Not even introducing the fast food chains has brought food prices down at Prague airport. Although McDonald’s is charging around 30 CZK more than in the city centre for a regular menu, as is SUBWAY, they are still among the cheapest and busiest at the Airport. The only other restaurant with decent prices is Restaurant Praha, which offers buffet-style local Czech food, catering mostly for airport employees and crew, but is open to the general public. With a price of CZK 150 for food with a bottle of mineral water, Restaurant Praha offers a good bargain, as opposed to some of the restaurants that are even more expensive than in previous years. At most coffee shops, restaurants and bars you can expect to be charged around CZK 120 for 0.2 litres of water, and a similar price for a coffee. Travellers’ interest in such prices is not very high, and at most times restaurants and cafes are empty, or only have a few foreign travellers, but very few locals. These prices are double what you would pay in the city centre.

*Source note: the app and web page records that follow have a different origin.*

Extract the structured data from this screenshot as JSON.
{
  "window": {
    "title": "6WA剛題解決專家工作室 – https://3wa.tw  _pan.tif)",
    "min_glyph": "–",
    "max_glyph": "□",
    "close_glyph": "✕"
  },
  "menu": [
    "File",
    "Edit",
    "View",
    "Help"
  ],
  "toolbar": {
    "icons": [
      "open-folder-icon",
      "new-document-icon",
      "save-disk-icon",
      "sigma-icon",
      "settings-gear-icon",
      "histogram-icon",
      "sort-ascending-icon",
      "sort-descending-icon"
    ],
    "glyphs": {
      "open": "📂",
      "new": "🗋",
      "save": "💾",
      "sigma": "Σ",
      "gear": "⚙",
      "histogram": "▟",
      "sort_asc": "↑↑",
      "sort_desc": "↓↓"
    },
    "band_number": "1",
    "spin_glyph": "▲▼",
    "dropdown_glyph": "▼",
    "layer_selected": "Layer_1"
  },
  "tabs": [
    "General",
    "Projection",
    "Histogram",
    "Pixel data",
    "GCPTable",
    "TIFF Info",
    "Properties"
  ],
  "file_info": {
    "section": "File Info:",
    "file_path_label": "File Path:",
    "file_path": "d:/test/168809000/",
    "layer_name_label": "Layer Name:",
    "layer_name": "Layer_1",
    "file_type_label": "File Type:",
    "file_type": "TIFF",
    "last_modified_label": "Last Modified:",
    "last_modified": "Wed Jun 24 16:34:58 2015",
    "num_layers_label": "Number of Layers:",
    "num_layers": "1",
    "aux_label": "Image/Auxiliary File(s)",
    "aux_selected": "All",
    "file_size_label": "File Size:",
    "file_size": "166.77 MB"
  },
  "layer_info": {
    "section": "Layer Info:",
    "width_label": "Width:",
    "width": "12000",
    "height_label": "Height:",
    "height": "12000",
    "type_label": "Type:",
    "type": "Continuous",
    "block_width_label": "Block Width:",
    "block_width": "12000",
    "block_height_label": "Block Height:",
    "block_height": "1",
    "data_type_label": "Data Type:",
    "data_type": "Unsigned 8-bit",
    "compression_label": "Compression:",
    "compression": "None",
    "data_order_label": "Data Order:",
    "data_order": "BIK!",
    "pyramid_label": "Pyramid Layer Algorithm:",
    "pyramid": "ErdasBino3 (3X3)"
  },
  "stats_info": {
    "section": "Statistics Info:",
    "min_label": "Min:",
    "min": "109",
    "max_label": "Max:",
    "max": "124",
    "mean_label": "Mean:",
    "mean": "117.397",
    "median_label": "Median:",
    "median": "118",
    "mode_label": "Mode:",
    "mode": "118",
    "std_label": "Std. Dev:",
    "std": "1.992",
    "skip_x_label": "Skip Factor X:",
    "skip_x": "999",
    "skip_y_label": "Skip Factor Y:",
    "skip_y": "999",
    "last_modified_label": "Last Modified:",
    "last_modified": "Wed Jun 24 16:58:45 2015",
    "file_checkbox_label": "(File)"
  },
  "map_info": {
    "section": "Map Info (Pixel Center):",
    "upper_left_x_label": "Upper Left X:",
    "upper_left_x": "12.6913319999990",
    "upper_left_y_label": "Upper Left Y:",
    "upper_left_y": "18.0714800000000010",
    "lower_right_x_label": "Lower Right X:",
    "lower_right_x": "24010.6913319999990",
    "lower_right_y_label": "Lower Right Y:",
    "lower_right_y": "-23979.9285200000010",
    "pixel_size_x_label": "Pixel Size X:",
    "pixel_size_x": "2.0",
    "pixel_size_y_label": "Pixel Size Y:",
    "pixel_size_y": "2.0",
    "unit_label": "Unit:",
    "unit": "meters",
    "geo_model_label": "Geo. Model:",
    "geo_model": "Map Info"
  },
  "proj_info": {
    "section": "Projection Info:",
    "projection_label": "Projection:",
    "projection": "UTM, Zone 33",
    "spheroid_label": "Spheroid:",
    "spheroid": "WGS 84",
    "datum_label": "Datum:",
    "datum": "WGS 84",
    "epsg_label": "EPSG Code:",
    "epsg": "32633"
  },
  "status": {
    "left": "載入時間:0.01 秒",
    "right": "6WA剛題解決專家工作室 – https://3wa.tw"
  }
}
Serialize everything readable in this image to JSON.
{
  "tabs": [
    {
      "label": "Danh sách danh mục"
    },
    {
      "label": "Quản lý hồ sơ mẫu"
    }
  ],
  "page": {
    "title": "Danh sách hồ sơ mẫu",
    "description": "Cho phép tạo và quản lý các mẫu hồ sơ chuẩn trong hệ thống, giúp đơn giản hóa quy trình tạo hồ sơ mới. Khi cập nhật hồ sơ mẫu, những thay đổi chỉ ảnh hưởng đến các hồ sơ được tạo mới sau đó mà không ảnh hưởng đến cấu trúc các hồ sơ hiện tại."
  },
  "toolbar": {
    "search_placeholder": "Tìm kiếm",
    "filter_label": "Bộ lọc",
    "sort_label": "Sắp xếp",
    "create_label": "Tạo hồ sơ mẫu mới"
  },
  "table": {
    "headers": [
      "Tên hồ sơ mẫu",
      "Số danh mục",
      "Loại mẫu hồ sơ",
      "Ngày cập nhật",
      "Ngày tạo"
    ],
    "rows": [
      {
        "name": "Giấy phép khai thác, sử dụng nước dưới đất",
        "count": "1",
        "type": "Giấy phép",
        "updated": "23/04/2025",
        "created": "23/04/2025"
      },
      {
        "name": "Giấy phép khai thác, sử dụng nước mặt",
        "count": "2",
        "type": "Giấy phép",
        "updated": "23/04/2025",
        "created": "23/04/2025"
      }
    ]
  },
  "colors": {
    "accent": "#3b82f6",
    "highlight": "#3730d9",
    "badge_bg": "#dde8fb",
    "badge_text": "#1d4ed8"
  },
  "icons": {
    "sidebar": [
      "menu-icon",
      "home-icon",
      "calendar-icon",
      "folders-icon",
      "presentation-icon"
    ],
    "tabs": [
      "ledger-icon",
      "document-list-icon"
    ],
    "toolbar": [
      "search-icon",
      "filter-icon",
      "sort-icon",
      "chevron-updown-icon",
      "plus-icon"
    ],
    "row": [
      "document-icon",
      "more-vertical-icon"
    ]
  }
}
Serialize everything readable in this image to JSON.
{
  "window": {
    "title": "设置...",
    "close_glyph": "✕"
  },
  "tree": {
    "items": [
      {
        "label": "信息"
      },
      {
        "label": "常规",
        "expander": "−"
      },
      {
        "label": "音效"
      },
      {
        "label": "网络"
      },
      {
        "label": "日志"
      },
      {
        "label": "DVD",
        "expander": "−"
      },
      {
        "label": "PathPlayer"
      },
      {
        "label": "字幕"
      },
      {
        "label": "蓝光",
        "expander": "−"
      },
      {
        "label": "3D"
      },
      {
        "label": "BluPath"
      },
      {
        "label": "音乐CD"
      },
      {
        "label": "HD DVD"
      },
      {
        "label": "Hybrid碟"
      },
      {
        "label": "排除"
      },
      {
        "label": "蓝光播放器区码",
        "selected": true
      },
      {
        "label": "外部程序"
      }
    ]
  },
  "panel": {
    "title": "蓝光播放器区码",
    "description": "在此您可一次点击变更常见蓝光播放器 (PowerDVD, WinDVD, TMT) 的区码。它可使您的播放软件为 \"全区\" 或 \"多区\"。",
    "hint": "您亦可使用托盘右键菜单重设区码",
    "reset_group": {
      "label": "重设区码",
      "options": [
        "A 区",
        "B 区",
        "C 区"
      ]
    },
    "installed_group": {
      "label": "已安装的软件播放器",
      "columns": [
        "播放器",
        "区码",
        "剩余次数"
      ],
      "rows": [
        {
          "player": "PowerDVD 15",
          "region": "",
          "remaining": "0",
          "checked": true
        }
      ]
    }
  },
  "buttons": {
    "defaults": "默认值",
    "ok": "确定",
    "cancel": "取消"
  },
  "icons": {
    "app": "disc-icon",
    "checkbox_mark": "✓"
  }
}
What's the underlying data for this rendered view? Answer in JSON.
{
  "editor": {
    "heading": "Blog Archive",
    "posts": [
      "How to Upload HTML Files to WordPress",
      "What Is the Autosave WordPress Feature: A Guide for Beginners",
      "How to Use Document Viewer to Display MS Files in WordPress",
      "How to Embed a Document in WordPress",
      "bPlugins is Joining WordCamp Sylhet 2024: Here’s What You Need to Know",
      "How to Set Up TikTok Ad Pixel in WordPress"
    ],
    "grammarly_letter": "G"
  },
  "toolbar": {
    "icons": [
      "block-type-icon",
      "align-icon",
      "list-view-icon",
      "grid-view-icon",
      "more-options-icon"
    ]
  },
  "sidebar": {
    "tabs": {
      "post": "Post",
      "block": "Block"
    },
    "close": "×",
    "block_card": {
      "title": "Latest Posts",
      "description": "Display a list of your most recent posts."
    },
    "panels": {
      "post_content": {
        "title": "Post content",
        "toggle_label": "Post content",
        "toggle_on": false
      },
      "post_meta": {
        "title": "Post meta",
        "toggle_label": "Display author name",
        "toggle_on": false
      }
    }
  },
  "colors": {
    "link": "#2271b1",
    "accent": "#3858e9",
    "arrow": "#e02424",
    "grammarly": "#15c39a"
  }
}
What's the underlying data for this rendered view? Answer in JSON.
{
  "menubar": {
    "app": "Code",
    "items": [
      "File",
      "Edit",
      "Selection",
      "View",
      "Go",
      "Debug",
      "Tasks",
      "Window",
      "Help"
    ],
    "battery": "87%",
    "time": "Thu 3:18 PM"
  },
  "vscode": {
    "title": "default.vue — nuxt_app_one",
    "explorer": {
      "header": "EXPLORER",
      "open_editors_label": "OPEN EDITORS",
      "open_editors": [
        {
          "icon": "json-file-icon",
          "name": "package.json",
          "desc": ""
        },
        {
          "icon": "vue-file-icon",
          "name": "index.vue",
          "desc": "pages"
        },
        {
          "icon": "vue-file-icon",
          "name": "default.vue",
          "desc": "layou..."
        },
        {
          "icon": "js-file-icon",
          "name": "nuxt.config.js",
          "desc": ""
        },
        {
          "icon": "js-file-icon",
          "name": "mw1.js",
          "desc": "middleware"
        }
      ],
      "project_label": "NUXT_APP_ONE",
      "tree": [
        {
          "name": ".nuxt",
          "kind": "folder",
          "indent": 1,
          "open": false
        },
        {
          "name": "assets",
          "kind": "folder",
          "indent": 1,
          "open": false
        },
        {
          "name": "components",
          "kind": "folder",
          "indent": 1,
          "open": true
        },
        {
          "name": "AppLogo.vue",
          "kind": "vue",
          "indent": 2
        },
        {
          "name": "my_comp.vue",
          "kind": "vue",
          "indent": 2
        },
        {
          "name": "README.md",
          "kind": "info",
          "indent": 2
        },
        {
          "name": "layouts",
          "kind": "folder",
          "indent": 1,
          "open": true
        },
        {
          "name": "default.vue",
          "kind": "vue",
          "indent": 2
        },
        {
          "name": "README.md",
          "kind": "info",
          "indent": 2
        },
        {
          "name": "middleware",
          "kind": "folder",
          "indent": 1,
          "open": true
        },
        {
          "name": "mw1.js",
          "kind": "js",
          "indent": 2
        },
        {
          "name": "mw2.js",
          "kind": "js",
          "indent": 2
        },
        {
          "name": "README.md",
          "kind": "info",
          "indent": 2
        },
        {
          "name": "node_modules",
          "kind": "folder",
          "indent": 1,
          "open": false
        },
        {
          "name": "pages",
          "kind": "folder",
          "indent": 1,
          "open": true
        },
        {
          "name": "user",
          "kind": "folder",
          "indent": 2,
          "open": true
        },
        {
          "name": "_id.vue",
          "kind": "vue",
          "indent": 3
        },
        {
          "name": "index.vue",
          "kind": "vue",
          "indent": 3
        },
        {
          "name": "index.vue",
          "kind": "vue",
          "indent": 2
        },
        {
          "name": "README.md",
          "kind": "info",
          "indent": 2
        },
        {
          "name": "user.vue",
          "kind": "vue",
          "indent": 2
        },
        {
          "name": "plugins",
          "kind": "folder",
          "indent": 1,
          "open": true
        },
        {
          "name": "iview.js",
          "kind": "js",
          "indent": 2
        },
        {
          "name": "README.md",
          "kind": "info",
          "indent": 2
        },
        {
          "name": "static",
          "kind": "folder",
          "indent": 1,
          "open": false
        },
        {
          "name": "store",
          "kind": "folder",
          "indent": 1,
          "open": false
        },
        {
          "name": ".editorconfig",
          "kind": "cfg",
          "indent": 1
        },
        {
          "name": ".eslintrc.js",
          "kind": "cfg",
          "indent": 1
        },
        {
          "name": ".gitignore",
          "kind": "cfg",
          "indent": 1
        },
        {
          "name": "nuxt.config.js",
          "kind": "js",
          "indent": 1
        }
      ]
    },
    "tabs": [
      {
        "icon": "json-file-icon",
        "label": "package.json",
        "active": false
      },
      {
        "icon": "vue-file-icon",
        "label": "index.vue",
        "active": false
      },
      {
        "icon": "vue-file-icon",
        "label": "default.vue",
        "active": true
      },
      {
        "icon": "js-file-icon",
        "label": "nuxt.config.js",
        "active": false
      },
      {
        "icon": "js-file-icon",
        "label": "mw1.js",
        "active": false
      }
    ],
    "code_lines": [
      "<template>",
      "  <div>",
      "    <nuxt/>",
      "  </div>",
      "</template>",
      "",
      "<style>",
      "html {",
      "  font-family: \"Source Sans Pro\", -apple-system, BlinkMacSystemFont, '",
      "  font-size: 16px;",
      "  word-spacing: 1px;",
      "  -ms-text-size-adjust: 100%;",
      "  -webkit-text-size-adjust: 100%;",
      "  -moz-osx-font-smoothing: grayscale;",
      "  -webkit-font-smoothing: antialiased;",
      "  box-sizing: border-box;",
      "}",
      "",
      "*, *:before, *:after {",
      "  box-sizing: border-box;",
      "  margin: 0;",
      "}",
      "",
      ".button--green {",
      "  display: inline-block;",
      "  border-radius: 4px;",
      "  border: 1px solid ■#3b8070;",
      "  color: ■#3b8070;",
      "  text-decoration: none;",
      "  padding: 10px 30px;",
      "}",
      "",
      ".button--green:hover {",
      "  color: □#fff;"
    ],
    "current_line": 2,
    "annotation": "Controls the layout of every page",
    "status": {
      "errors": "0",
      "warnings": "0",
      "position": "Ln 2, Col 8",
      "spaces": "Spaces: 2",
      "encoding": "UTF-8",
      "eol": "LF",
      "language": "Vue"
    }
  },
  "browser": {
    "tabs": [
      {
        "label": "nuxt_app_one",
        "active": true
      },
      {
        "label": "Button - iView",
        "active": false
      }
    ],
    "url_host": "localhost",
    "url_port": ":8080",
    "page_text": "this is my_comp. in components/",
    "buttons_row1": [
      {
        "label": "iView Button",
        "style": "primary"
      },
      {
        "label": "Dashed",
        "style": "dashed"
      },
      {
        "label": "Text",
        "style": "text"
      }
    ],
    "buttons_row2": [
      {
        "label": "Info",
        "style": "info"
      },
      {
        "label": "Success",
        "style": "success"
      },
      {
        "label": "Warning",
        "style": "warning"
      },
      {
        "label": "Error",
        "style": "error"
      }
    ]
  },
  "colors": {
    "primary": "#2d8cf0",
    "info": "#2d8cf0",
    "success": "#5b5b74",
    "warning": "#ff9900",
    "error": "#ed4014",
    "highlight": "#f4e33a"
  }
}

Parking at Prague Airport might also get expensive. If you choose short-term parking after the 15-minute grace period, a further 15 minutes is charged at 100 CZK. It is about four times more than you would pay in the city centre. Other, more distant, long-term parking lots are a much cheaper option.
Prague Airport’s policy of renting empty spaces for the highest possible profit leaves not only dissatisfied customers being forced to purchase refreshment at higher prices, but also quite a large number of empty spaces for shops and kiosks. The Airport has one of the highest owner fluctuation rates in Prague, as shops are forced to put prices up to pay rents (plus usually also 10% from turnover). This means they quite often fail to make a profit, and within a few months are forced to leave the airport. The high prices cause difficulties to the travel agents, retailers, restaurants and airlines. For example, in case of a delay according to law they must give out refreshment vouchers to the value of CZK 200. That is not even enough for water and sandwich. Additionally, because of Prague Airport’s other rather high service fees and taxes, some low-cost airlines choose other EU airports to fly to.
Note: This article is might be outdated. This article might not reflect recent events or newly available information. (August 2013)